§ TASK GOAL:
For the records below, tally the lines that contain "Butterfly" and give only that number.

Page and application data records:
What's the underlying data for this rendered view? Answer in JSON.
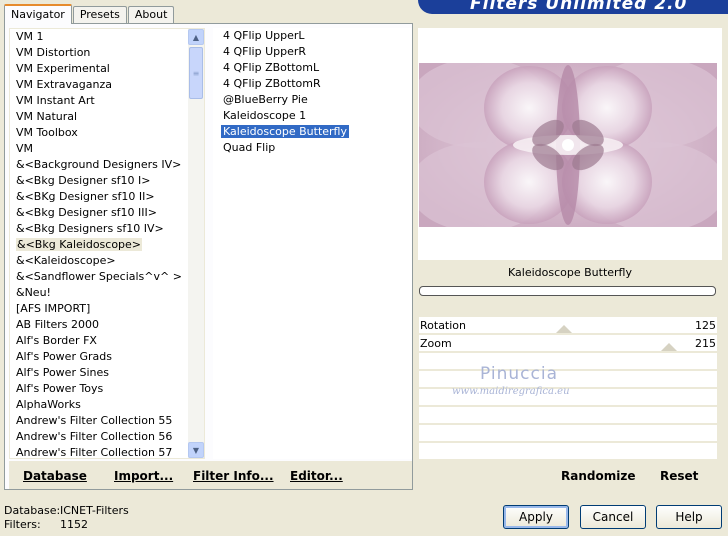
{
  "header": {
    "title": "Filters Unlimited 2.0"
  },
  "tabs": [
    {
      "label": "Navigator"
    },
    {
      "label": "Presets"
    },
    {
      "label": "About"
    }
  ],
  "categories": [
    "VM 1",
    "VM Distortion",
    "VM Experimental",
    "VM Extravaganza",
    "VM Instant Art",
    "VM Natural",
    "VM Toolbox",
    "VM",
    "&<Background Designers IV>",
    "&<Bkg Designer sf10 I>",
    "&<BKg Designer sf10 II>",
    "&<Bkg Designer sf10 III>",
    "&<Bkg Designers sf10 IV>",
    "&<Bkg Kaleidoscope>",
    "&<Kaleidoscope>",
    "&<Sandflower Specials^v^ >",
    "&Neu!",
    "[AFS IMPORT]",
    "AB Filters 2000",
    "Alf's Border FX",
    "Alf's Power Grads",
    "Alf's Power Sines",
    "Alf's Power Toys",
    "AlphaWorks",
    "Andrew's Filter Collection 55",
    "Andrew's Filter Collection 56",
    "Andrew's Filter Collection 57"
  ],
  "filters": [
    "4 QFlip UpperL",
    "4 QFlip UpperR",
    "4 QFlip ZBottomL",
    "4 QFlip ZBottomR",
    "@BlueBerry Pie",
    "Kaleidoscope 1",
    "Kaleidoscope Butterfly",
    "Quad Flip"
  ],
  "left_toolbar": {
    "database": "Database",
    "import": "Import...",
    "filter_info": "Filter Info...",
    "editor": "Editor..."
  },
  "preview": {
    "filter_name": "Kaleidoscope Butterfly"
  },
  "params": [
    {
      "label": "Rotation",
      "value": "125"
    },
    {
      "label": "Zoom",
      "value": "215"
    }
  ],
  "watermark": {
    "line1": "Pinuccia",
    "line2": "www.maidiregrafica.eu"
  },
  "right_toolbar": {
    "randomize": "Randomize",
    "reset": "Reset"
  },
  "footer": {
    "database_label": "Database:",
    "database_value": "ICNET-Filters",
    "filters_label": "Filters:",
    "filters_value": "1152"
  },
  "buttons": {
    "apply": "Apply",
    "cancel": "Cancel",
    "help": "Help"
  }
}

§ RESULT BELOW:
2